Even though it is unoaked, this is a big heavy red. There is a ton of extraction and flavour here. We just bottled it in October, and we bottled it directly off the lees. Normally this would be a challenge for bottling (the yeast tends to clog filters), but we do not filter our wines. Our wines are alive and constantly changing.

Drink this with heavy meats, or conversely spicy foods. I just had it with Lamb Biriyani and it was delicious.
Estate Chardonnay 2017
We had a little botrytis in our Chardonnay this year, so instead of having that fruit impact our skin fermented 5th Element, we did a cull pick and kept the botrytis infected clusters separate. We whole cluster pressed the fruit and settled in a tank for 24 hours before racking into a barrel to ferment. It is still on fermentation lees and will be in barrel until probably April, when it will be racked, settled and bottled.

Honey, apricot, vanilla and clove aromas. Incredible acidity and balance. Approximately 13.5% alcohol. This is a delicious chardonnay.

Approximately 250 bottles produced from this very unique harvest. Release will be late spring, early summer.
$50.00 $60.00
Estate Skin Fermented Sauvignon Blanc 2017
A rarity for PEC, a 100% estate grown Sauvignon Blanc. We whole cluster fermented the wine on the skins for ten days. We pressed and racked into barrel where fermentation was completed. It is still on its heavy lees.

White pepper, lemon grass, and guava. Zesty and bright. Approximately 13.5% alcohol. Only 250 bottles produced. Release late spring, early summer.
$50.00 $60.00
Gamay Noir 2016

A light bodied Prince Edward County red wine made from Gamay Noir grapes. Aromas of tart cherry.  Lots of juicy acidity for tangy dishes with citrus or tomato elements.  87 Points- Natalie McLean 

Pinot Gris 2016
Our Pinot Gris has a beautiful nose and flavour. Some customers have mentioned that with every sip, they can pick up a different fruit. It is complimentary with many foods and also good company.
Pinot Noir 2016

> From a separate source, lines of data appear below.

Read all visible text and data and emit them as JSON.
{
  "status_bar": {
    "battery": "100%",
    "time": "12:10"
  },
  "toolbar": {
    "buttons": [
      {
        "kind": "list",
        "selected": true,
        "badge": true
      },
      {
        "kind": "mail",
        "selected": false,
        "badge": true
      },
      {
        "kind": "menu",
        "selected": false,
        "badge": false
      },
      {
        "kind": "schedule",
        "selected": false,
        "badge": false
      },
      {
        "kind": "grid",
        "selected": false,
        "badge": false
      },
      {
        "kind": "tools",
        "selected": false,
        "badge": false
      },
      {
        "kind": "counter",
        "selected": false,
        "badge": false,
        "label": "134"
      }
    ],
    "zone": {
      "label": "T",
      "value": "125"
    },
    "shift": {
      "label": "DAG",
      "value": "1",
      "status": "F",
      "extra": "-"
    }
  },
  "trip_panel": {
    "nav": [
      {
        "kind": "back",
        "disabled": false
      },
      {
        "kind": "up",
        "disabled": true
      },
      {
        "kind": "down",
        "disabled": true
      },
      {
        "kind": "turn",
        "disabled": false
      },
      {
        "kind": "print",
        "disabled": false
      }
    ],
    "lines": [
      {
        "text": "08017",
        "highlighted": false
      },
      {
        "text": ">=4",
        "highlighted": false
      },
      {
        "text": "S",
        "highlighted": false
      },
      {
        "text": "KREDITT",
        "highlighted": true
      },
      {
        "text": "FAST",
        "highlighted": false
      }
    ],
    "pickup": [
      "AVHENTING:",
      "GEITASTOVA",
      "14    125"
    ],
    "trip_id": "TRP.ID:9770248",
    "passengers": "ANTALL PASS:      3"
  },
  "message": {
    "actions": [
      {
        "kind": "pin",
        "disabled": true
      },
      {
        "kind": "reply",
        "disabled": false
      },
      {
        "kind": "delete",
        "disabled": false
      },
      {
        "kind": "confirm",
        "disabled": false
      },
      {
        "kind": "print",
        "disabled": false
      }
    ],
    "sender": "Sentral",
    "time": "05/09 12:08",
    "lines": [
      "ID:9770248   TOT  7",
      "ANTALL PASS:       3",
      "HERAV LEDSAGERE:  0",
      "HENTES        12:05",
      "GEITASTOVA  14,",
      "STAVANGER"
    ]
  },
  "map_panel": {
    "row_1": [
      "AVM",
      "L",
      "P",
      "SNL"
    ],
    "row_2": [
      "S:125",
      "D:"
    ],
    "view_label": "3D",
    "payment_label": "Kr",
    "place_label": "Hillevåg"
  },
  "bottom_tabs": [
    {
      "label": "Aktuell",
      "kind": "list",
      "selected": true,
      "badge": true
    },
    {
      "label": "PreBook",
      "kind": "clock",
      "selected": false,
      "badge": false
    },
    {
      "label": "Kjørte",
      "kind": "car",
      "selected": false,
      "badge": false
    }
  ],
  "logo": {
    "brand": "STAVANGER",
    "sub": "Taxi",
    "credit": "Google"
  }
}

Our first Pinot Noir release. This is 100% county from fruit we purchased from Hillier Creek. Hand harvested and from the hot 2016 vintage. We do not destem our fruit to add some extra texture and tannin. 50% of this wine has been in used barrels for 15 months and 50% in stainless steel.

Black cherry, plum, and cedar dominate. Clean, but tart acidity and ample tannin.


Approximately 13.3% alcohol. About 1,500 bottles produced.

This wine will be in high demand when released mid spring-early summer.

$55.00 $65.00
Sauvignon Blanc 2016
After spending years making wine in Ontario, I had serious doubts about whether Sauvignon Blanc was a variety that I could excel at as a winemaker. In the winter of 2009 that all changed when I went to New Zealand to learn what they did to their Sauvignon Blanc wines to make them exceptional.

What I learned was that less is more. Don't push the fruit to ripen to extremes, don't over handle, keep air away from it, emphasize the acidity, stir the lees and above all embrace the funky. During fermentation, Sauvignon Blanc smells bright and earthy. Allow it to go through its life process, let it be and it will come back to you.

This Sauvignon Blanc is a fruit bomb with the distinct herbal accompaniment. Crisp acidity, with a hint of sweetness (alcohol, not sugar, it's dry)and a soft finish. Sometimes I just want a delicious glass of wine, and well, this one hits the spot.